There are a lot of things that MSPs have to think about, and we’ll just let Fulmer breathe in deep and tell us all about it, Texas-style:
“Customers aren’t asking us to handle any particular workloads. They are just asking us to take on their systems. Where it’s really hard is when there is a lot of Intel infrastructure surrounding the IBM i applications, which you can’t duplicate at the MSPs co-lo. Or if the customer is using a shared SAN with Intel. Things have become so complex and integrated, that this stuff is just hard and expensive. Or when there is a lot of inter-application communications going on which leads to problems when you move the 400 to a different subnet. It can also be a challenge when getting to the MSP machine requires a lot of VPN access or the customer has to pay for new communications lines that are expensive and take months for the carrier to put in. Another issue that arises from time to time is that the customer is way behind on their applications and not under maintenance. They might otherwise be a good candidate to have the MSP host their application, but the MSP has a Power7 machine and the customer can’t move beyond V5R3 or V5R4 because of application limitations. So then the MSP either goes off and has to buy an old Power5 system, with expensive maintenance, which makes the hosting cost more than just leaving things alone, or they have to propose that the customer get current on their software, which is usually too expensive.”
But here is the most important bit:
“You just have to be willing to go out and talk to customers. And you have to be willing to do it without a specific agenda. You might interest them in hosting their applications, or you might sell them a new system. Or you might sell them a used machine. You might host their machine in your co-lo. You might manage their machine at their place remotely for them. It’s not like this is anything new. You just try to help the customer solve whatever IT problem they have.”

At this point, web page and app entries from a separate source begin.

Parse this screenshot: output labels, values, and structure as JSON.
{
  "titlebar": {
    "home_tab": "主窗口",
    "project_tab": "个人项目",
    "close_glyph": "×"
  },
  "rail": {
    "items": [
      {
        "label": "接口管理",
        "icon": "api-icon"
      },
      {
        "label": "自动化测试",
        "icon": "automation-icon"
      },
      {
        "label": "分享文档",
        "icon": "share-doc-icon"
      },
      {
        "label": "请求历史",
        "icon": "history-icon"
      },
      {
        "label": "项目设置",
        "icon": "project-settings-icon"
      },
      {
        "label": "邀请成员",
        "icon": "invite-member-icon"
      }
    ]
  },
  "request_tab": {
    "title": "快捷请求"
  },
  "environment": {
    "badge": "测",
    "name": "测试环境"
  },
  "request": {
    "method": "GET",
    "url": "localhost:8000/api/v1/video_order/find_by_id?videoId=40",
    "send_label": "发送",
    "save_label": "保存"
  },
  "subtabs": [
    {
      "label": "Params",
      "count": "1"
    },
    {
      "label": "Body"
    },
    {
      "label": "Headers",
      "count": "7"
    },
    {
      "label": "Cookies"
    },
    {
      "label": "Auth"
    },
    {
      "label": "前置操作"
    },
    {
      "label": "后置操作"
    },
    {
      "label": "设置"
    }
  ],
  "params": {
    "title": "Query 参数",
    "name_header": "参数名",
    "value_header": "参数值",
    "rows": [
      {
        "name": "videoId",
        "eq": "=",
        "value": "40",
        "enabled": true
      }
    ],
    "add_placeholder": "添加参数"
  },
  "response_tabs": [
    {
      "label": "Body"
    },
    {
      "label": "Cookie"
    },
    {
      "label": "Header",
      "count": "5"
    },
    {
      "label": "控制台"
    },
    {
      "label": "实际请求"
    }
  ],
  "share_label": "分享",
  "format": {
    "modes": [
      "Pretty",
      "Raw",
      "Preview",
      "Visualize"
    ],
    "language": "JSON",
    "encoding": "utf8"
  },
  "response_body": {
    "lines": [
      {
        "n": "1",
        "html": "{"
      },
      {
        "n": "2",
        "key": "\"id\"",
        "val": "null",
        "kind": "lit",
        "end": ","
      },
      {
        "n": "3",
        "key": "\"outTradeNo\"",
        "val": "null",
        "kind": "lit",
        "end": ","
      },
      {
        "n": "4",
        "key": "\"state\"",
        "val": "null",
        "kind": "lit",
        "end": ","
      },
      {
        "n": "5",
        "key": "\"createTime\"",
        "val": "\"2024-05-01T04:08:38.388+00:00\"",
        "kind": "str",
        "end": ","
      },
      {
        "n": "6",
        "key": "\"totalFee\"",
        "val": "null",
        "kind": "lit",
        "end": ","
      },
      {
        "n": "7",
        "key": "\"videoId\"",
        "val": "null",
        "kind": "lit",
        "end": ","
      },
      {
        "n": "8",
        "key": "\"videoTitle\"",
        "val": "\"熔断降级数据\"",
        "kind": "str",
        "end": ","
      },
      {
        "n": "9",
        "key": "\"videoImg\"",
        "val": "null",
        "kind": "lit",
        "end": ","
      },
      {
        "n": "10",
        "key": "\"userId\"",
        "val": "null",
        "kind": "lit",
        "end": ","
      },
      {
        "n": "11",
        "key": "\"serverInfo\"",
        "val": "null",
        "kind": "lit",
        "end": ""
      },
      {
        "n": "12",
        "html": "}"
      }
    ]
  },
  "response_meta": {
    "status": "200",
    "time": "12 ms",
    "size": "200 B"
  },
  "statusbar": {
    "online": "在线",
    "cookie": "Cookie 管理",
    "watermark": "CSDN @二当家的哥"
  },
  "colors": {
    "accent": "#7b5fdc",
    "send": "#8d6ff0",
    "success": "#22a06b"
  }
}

That is good advice, no matter what your job is in the IBM i community.